Aim of the task: Check every line below, and copy those that include "sort".

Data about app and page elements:
*** Block opens ***

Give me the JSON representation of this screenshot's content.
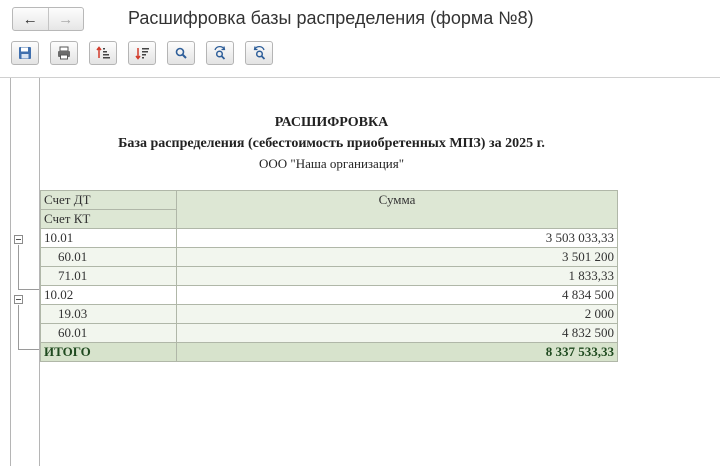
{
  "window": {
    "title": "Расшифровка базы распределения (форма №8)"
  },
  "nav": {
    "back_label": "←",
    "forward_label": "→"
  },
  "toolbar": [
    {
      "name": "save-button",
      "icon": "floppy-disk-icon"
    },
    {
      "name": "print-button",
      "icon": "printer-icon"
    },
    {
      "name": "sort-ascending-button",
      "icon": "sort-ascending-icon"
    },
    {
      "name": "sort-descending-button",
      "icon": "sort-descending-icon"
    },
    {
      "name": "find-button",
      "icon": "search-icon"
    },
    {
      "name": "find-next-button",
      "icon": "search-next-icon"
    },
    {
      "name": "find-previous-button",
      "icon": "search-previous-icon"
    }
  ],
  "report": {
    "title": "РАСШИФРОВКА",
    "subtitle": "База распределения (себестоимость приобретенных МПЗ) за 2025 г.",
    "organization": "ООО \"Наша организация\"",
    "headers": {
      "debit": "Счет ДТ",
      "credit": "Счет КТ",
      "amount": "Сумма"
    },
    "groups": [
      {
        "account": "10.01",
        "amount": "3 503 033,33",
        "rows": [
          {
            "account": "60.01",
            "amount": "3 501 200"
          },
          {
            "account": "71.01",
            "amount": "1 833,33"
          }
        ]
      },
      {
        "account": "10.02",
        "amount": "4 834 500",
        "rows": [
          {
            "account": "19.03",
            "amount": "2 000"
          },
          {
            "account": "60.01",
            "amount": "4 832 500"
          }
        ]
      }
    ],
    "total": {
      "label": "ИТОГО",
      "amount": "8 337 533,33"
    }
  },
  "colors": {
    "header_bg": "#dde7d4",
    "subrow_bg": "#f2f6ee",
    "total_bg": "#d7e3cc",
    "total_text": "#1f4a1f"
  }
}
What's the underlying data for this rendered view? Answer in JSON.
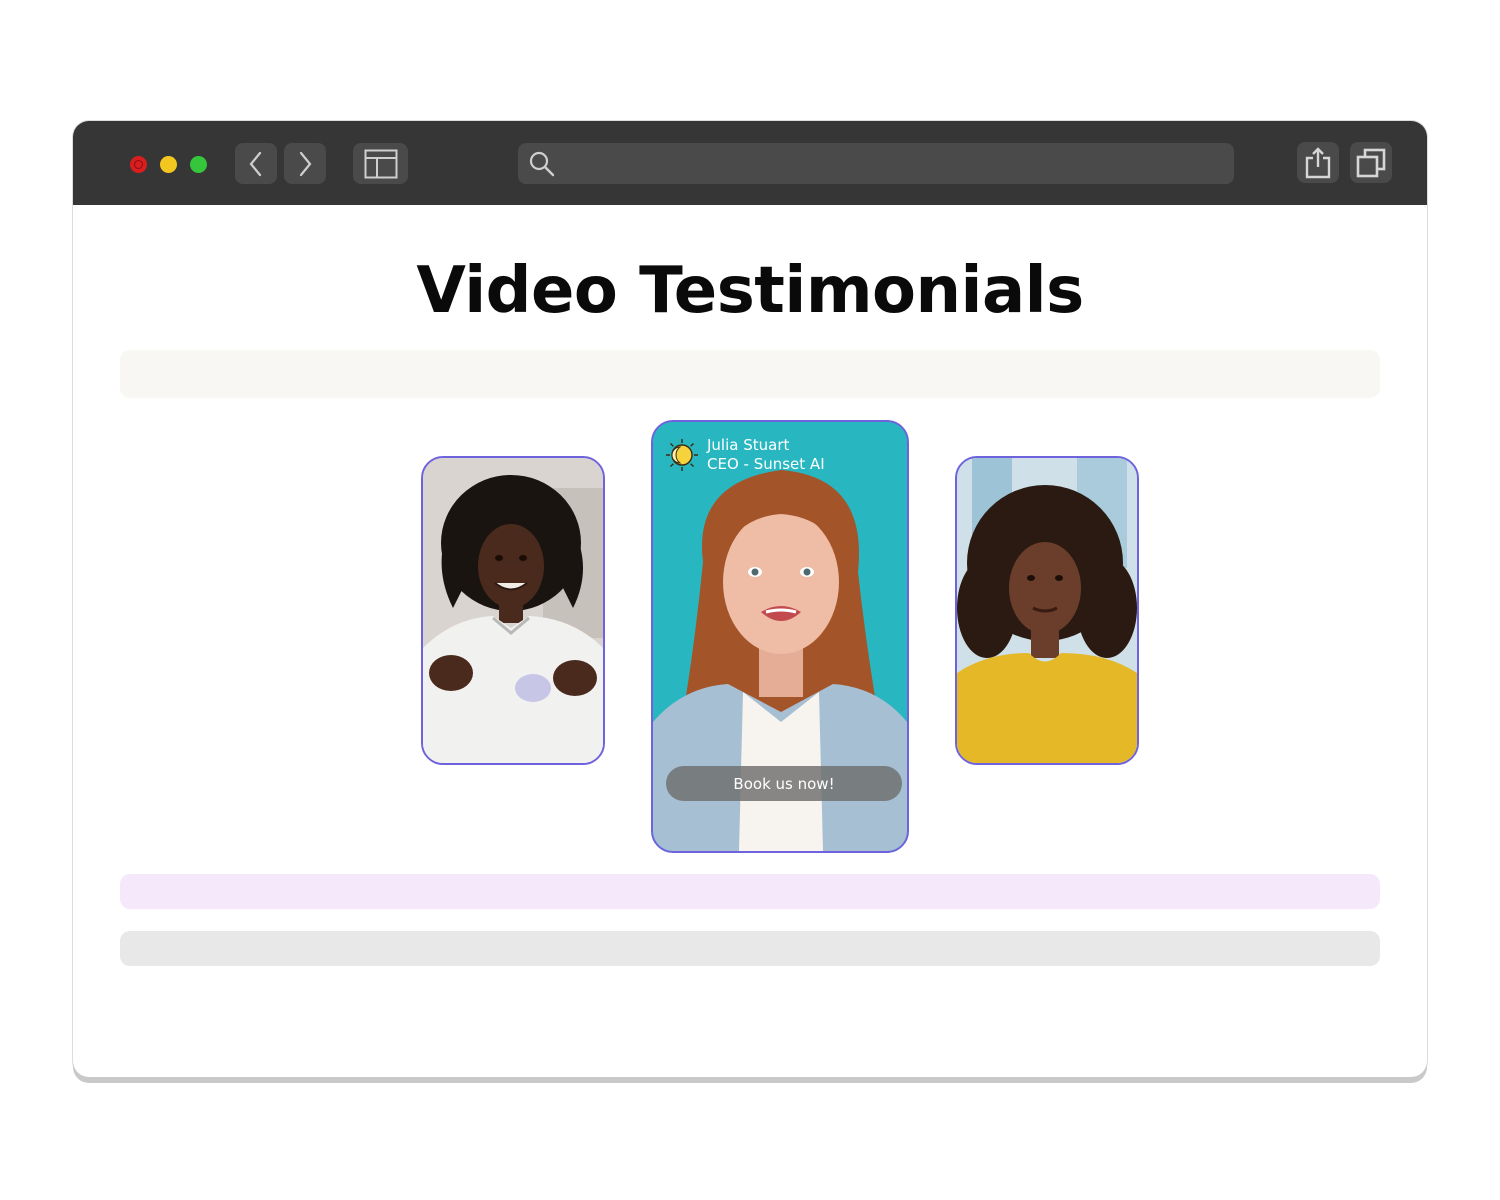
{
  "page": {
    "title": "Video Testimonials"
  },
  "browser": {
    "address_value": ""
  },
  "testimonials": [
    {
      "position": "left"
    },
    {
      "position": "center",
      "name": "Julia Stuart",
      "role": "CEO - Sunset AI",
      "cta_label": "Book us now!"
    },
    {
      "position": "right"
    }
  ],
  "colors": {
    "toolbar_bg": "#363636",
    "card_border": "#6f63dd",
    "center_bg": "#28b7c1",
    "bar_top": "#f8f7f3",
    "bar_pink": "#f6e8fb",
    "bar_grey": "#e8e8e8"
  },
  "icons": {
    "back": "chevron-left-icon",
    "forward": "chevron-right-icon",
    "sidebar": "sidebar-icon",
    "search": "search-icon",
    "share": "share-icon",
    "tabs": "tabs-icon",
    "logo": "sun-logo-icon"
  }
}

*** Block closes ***

Your solution:
      "name": "sort-ascending-button",
      "icon": "sort-ascending-icon"
      "name": "sort-descending-button",
      "icon": "sort-descending-icon"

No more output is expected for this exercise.